Your answer must consist of every line from the data below that includes the word "background".

EXERCISE MATERIALS Block Start

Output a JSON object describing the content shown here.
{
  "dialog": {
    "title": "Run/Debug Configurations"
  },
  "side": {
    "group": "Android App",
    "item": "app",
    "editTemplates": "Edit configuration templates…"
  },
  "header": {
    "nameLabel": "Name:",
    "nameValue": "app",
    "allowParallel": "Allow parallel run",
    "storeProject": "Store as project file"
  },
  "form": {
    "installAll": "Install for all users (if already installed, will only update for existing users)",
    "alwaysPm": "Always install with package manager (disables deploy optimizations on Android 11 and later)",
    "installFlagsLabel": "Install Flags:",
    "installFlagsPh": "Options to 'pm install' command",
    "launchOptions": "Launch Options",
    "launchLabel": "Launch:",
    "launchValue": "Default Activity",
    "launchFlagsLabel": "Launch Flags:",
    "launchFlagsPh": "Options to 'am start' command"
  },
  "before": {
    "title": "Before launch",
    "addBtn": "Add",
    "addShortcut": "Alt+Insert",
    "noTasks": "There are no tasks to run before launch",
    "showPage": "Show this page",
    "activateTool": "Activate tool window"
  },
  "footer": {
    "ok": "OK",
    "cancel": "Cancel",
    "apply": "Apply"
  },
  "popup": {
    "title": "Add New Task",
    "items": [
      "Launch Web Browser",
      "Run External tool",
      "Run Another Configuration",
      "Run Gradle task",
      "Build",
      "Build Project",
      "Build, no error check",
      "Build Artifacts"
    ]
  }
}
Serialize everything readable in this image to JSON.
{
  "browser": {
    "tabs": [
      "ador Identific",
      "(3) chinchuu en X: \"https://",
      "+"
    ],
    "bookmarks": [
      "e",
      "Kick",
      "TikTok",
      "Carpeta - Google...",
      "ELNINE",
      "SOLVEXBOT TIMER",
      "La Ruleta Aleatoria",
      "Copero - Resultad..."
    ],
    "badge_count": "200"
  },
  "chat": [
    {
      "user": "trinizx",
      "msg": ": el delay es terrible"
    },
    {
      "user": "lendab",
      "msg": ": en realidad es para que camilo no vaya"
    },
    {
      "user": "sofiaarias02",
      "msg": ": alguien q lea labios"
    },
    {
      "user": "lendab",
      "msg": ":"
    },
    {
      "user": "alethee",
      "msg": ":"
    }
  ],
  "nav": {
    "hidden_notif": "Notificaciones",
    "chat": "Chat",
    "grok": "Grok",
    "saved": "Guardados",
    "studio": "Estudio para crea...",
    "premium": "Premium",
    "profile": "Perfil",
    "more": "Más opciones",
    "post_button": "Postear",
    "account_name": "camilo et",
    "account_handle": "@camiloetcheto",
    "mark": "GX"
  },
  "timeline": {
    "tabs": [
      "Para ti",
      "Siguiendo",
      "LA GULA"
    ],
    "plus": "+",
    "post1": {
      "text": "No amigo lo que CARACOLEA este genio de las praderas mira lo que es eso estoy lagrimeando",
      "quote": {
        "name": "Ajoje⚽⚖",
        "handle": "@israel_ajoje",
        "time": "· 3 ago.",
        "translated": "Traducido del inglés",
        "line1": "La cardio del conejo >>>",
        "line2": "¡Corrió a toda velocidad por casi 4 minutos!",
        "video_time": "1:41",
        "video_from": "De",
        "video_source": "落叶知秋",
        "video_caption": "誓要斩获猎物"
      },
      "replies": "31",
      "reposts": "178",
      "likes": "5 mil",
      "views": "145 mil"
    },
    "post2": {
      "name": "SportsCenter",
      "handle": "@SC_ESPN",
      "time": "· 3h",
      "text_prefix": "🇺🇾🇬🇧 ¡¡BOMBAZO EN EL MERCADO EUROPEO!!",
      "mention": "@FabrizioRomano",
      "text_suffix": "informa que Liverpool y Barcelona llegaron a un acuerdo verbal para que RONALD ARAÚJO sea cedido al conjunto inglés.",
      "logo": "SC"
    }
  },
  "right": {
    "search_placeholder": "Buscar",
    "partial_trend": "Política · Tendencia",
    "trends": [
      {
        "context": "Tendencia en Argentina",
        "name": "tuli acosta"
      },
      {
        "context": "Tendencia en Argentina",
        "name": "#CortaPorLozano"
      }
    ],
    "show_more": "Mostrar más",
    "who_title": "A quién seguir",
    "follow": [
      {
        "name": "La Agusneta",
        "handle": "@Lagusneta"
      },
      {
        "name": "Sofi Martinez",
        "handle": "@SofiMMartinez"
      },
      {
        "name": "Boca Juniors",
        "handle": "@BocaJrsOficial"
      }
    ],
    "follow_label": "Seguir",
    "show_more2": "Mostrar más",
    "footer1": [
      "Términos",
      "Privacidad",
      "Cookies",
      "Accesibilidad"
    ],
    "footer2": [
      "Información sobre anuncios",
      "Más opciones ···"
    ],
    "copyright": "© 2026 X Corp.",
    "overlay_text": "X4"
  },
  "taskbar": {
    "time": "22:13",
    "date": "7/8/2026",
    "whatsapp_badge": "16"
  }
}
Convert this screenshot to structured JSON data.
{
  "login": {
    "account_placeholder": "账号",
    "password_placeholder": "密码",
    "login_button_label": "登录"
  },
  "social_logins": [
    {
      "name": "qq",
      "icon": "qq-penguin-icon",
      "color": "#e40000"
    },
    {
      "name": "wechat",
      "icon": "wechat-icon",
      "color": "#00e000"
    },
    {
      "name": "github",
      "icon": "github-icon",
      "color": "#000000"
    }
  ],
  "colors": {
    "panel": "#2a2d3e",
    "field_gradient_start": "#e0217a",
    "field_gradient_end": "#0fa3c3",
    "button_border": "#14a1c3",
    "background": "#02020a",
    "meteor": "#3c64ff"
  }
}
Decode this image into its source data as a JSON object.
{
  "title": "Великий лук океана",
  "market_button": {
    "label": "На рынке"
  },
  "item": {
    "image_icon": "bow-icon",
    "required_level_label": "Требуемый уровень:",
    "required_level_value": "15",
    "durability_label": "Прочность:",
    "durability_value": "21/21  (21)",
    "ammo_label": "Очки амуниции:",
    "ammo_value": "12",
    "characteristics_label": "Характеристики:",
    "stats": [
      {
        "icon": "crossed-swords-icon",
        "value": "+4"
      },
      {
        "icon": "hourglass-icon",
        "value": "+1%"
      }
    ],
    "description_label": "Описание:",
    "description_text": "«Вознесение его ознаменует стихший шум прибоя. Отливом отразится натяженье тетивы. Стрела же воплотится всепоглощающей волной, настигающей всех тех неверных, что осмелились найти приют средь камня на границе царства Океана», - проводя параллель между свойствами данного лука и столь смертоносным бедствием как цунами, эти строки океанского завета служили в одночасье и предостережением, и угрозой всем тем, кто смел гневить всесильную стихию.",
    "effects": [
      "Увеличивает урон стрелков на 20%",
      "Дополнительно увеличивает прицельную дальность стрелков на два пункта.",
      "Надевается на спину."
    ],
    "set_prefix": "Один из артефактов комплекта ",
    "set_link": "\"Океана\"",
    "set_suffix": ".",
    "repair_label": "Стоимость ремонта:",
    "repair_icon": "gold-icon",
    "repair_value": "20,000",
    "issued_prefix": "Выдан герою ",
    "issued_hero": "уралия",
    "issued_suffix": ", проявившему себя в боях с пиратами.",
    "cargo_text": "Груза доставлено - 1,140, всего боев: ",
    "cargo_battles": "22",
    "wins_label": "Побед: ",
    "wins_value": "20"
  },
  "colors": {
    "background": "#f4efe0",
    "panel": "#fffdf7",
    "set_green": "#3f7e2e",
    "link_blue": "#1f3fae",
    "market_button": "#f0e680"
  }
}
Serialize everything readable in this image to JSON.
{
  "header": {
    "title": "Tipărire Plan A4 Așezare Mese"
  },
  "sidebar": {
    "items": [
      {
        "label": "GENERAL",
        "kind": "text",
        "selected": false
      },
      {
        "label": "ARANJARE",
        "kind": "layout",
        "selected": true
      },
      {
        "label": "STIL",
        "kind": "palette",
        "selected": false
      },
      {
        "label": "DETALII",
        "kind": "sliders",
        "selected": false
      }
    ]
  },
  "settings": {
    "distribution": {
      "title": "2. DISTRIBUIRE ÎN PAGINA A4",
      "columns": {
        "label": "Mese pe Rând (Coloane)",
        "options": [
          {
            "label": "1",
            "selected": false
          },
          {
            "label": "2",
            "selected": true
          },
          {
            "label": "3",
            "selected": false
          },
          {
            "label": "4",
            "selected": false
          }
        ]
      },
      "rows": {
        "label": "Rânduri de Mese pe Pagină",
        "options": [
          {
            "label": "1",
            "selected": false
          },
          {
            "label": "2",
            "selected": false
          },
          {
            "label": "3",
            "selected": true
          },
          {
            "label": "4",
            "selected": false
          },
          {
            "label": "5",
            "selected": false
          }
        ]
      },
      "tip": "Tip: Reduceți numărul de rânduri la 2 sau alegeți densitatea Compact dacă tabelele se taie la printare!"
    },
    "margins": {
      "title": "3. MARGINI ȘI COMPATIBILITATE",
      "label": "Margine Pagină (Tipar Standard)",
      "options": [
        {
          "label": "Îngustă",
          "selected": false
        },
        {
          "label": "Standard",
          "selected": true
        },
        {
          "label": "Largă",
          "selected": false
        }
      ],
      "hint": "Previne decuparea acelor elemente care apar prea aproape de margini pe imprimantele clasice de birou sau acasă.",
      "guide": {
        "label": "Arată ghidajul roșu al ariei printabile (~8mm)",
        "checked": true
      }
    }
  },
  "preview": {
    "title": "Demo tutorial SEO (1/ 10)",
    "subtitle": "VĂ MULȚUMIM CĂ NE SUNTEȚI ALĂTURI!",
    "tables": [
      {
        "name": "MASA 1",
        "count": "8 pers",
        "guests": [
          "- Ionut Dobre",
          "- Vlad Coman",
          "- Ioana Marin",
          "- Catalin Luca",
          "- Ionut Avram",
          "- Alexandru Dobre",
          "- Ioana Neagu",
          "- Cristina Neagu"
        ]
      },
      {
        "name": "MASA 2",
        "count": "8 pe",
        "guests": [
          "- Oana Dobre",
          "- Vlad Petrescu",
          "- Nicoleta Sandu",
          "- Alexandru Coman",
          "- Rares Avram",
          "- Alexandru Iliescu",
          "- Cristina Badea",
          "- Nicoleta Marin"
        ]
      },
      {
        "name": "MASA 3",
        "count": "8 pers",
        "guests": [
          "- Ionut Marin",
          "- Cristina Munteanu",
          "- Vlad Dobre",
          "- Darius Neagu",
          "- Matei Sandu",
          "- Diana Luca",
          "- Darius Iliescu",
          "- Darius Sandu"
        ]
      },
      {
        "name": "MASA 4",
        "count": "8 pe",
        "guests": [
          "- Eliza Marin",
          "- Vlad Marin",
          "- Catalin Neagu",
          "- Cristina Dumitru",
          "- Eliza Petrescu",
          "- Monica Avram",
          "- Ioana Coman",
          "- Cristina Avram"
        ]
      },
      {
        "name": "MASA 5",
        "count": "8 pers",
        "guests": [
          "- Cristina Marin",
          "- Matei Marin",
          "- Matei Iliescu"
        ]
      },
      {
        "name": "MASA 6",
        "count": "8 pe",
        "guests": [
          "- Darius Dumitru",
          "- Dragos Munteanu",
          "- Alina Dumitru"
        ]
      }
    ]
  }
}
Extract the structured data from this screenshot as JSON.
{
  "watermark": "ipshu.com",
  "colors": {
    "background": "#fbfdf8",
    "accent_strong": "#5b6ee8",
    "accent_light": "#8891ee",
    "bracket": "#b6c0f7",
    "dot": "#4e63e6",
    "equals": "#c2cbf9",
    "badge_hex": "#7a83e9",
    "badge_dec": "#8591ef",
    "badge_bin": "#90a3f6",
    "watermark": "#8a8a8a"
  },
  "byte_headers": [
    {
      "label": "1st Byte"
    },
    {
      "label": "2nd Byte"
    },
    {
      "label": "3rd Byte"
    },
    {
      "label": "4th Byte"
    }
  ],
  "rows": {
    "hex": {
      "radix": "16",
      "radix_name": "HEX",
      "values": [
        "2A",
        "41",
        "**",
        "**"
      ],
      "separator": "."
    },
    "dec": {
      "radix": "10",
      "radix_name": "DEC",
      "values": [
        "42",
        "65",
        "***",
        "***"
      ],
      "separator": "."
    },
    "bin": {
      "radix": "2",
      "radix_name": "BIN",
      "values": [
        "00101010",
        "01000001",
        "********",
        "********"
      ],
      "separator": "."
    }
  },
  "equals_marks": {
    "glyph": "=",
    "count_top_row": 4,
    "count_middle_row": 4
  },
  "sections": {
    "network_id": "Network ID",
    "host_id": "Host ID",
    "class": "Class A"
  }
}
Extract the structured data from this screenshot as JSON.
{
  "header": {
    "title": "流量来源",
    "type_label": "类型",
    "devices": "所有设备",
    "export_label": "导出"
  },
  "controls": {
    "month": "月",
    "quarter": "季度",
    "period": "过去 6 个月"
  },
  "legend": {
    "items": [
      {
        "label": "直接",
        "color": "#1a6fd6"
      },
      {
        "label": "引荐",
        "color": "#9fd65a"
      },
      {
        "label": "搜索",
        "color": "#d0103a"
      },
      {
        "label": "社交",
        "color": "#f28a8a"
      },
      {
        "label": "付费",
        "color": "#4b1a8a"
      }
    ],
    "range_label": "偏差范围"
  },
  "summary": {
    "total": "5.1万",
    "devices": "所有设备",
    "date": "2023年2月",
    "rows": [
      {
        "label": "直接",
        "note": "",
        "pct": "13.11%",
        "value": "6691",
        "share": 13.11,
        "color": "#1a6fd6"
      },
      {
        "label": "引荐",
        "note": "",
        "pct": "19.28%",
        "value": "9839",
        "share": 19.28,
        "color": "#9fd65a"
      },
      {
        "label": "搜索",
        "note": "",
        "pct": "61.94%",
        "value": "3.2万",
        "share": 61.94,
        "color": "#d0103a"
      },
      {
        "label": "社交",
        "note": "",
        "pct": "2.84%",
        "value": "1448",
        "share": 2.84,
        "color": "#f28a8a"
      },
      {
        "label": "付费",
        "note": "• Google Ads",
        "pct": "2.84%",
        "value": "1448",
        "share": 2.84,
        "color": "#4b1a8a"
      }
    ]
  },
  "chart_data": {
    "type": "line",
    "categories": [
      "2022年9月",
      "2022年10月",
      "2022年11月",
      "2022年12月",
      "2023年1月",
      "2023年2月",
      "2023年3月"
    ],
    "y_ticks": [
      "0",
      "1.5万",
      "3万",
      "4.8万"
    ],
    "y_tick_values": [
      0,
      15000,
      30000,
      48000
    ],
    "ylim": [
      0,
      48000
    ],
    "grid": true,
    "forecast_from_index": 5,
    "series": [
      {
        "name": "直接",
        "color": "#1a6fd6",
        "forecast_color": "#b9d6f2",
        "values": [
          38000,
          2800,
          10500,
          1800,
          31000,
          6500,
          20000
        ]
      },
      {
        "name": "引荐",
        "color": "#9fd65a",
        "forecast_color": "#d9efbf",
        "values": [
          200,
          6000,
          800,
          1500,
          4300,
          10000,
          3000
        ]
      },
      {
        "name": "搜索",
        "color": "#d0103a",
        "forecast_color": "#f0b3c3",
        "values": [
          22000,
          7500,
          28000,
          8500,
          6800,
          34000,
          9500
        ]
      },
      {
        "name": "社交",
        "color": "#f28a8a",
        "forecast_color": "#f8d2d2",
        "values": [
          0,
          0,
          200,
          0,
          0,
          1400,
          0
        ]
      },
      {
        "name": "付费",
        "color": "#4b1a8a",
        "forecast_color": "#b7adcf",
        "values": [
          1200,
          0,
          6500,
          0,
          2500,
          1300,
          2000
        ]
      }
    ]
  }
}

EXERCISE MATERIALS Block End

- _EXERCISE ANSWER_:
    "background": "#02020a",
    "background": "#f4efe0",
    "background": "#fbfdf8",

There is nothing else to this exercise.